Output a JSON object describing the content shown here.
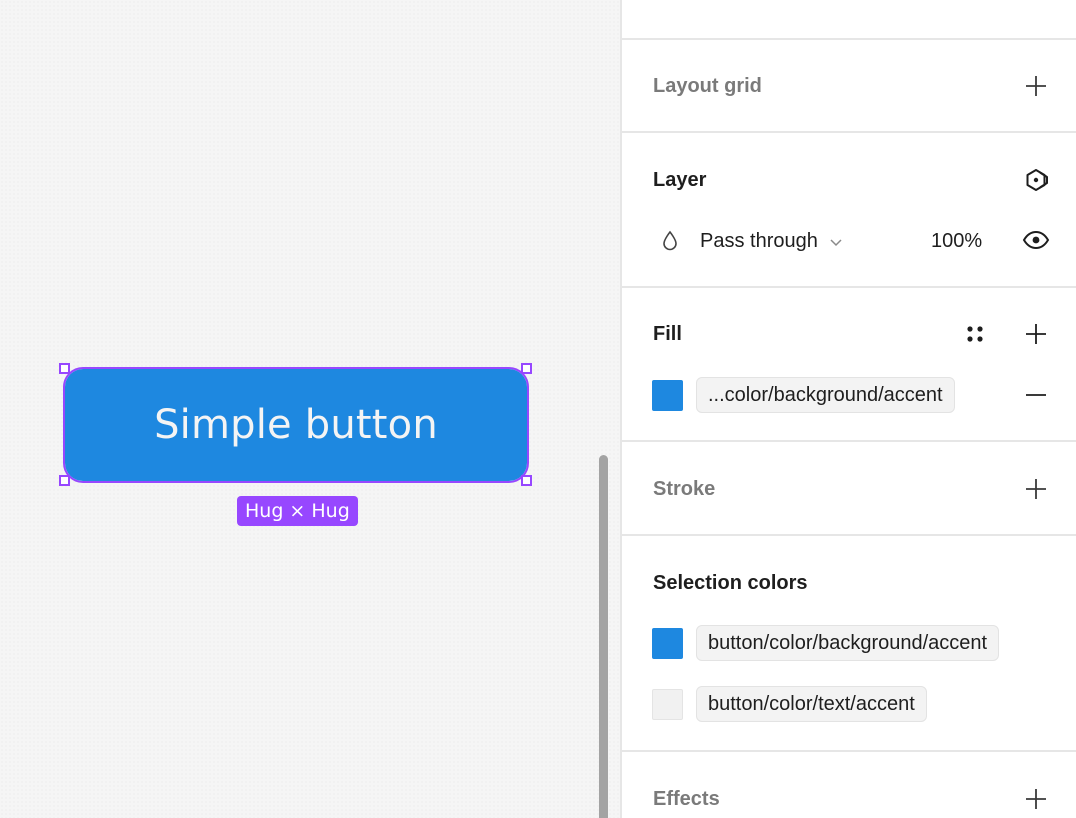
{
  "canvas": {
    "button_label": "Simple button",
    "size_badge": "Hug × Hug",
    "button_color": "#1e88e0",
    "selection_color": "#9747ff"
  },
  "panel": {
    "layout_grid": {
      "title": "Layout grid",
      "add_icon": "plus-icon"
    },
    "layer": {
      "title": "Layer",
      "component_icon": "component-instance-icon",
      "blend_icon": "blend-mode-drop-icon",
      "blend_mode": "Pass through",
      "opacity": "100%",
      "visibility_icon": "eye-icon"
    },
    "fill": {
      "title": "Fill",
      "styles_icon": "style-grid-icon",
      "add_icon": "plus-icon",
      "swatch_color": "#1e88e0",
      "style_name": "...color/background/accent",
      "remove_icon": "minus-icon"
    },
    "stroke": {
      "title": "Stroke",
      "add_icon": "plus-icon"
    },
    "selection_colors": {
      "title": "Selection colors",
      "items": [
        {
          "color": "#1e88e0",
          "name": "button/color/background/accent"
        },
        {
          "color": "#f1f1f1",
          "name": "button/color/text/accent"
        }
      ]
    },
    "effects": {
      "title": "Effects",
      "add_icon": "plus-icon"
    }
  }
}
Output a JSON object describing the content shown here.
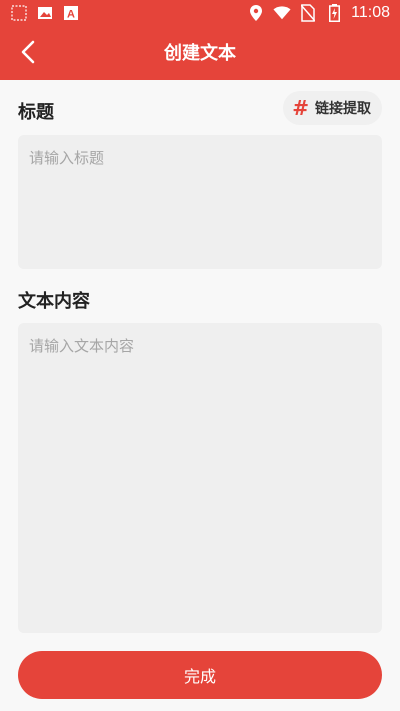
{
  "status_bar": {
    "time": "11:08",
    "left_icons": [
      "notification-icon",
      "image-icon",
      "text-a-icon"
    ],
    "right_icons": [
      "location-icon",
      "wifi-icon",
      "no-sim-icon",
      "battery-charging-icon"
    ]
  },
  "toolbar": {
    "title": "创建文本",
    "back_icon": "chevron-left-icon"
  },
  "form": {
    "title_label": "标题",
    "link_extract_label": "链接提取",
    "title_placeholder": "请输入标题",
    "title_value": "",
    "content_label": "文本内容",
    "content_placeholder": "请输入文本内容",
    "content_value": ""
  },
  "actions": {
    "done_label": "完成"
  },
  "colors": {
    "accent": "#e5443a",
    "input_background": "#efefef",
    "page_background": "#f8f8f8"
  }
}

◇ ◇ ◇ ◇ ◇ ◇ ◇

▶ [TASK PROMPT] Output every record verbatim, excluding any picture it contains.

▶ [RESPONSE BELOW]
Output a JSON object describing the content shown here.
{
  "canvas": {
    "button_label": "Simple button",
    "size_badge": "Hug × Hug",
    "button_color": "#1e88e0",
    "selection_color": "#9747ff"
  },
  "panel": {
    "layout_grid": {
      "title": "Layout grid",
      "add_icon": "plus-icon"
    },
    "layer": {
      "title": "Layer",
      "component_icon": "component-instance-icon",
      "blend_icon": "blend-mode-drop-icon",
      "blend_mode": "Pass through",
      "opacity": "100%",
      "visibility_icon": "eye-icon"
    },
    "fill": {
      "title": "Fill",
      "styles_icon": "style-grid-icon",
      "add_icon": "plus-icon",
      "swatch_color": "#1e88e0",
      "style_name": "...color/background/accent",
      "remove_icon": "minus-icon"
    },
    "stroke": {
      "title": "Stroke",
      "add_icon": "plus-icon"
    },
    "selection_colors": {
      "title": "Selection colors",
      "items": [
        {
          "color": "#1e88e0",
          "name": "button/color/background/accent"
        },
        {
          "color": "#f1f1f1",
          "name": "button/color/text/accent"
        }
      ]
    },
    "effects": {
      "title": "Effects",
      "add_icon": "plus-icon"
    }
  }
}
Output a JSON object describing the content shown here.
{
  "status_bar": {
    "time": "11:08",
    "left_icons": [
      "notification-icon",
      "image-icon",
      "text-a-icon"
    ],
    "right_icons": [
      "location-icon",
      "wifi-icon",
      "no-sim-icon",
      "battery-charging-icon"
    ]
  },
  "toolbar": {
    "title": "创建文本",
    "back_icon": "chevron-left-icon"
  },
  "form": {
    "title_label": "标题",
    "link_extract_label": "链接提取",
    "title_placeholder": "请输入标题",
    "title_value": "",
    "content_label": "文本内容",
    "content_placeholder": "请输入文本内容",
    "content_value": ""
  },
  "actions": {
    "done_label": "完成"
  },
  "colors": {
    "accent": "#e5443a",
    "input_background": "#efefef",
    "page_background": "#f8f8f8"
  }
}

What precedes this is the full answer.